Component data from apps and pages

Start of Block

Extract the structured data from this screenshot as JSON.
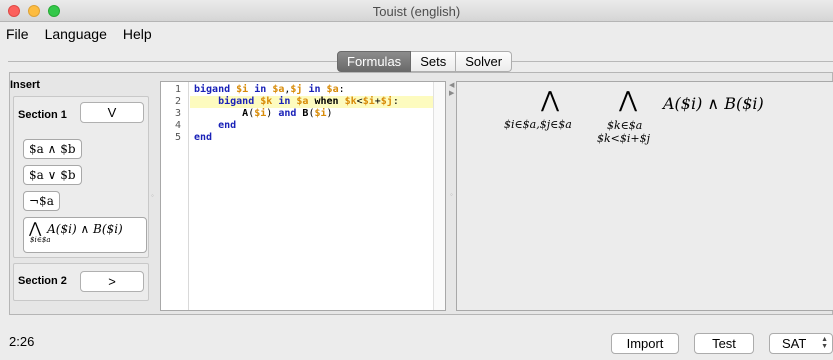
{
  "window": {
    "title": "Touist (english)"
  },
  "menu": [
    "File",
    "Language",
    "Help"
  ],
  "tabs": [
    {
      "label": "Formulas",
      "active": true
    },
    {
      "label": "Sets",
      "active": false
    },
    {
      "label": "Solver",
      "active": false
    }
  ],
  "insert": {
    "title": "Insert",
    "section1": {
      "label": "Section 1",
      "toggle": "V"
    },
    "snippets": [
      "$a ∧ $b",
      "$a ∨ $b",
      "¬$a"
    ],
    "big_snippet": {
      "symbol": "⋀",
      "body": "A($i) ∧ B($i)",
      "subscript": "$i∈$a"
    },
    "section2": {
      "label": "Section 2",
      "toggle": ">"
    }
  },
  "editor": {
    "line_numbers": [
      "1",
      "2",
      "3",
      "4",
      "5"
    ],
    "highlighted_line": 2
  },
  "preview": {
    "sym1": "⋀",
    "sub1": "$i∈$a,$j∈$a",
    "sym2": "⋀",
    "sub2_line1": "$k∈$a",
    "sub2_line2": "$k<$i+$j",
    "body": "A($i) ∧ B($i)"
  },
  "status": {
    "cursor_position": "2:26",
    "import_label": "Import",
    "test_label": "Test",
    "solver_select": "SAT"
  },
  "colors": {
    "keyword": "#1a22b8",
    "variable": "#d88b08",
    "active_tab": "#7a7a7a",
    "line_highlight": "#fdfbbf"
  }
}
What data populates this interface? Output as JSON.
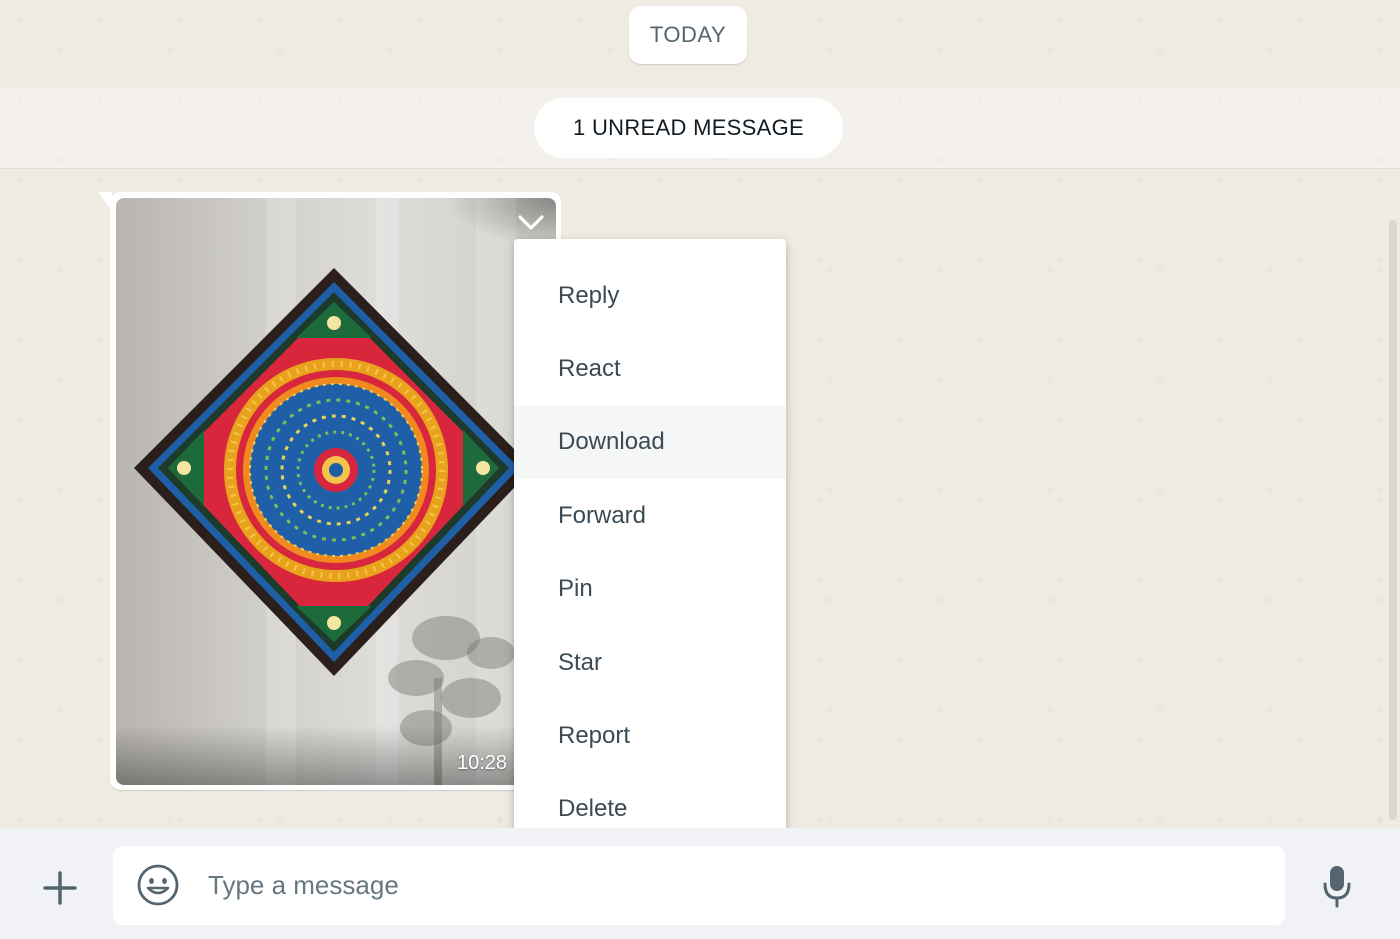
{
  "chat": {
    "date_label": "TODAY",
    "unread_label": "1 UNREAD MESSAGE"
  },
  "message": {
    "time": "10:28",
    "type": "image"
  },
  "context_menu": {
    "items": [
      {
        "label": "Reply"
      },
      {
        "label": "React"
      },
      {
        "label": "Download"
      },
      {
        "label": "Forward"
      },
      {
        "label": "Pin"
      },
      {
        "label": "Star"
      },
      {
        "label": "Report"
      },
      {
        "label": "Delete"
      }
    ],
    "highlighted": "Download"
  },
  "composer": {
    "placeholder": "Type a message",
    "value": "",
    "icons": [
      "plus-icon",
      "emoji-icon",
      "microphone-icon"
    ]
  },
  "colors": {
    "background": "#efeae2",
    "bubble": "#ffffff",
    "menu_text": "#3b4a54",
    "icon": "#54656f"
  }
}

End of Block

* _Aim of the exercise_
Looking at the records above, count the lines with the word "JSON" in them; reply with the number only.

* _Solved exercise_
2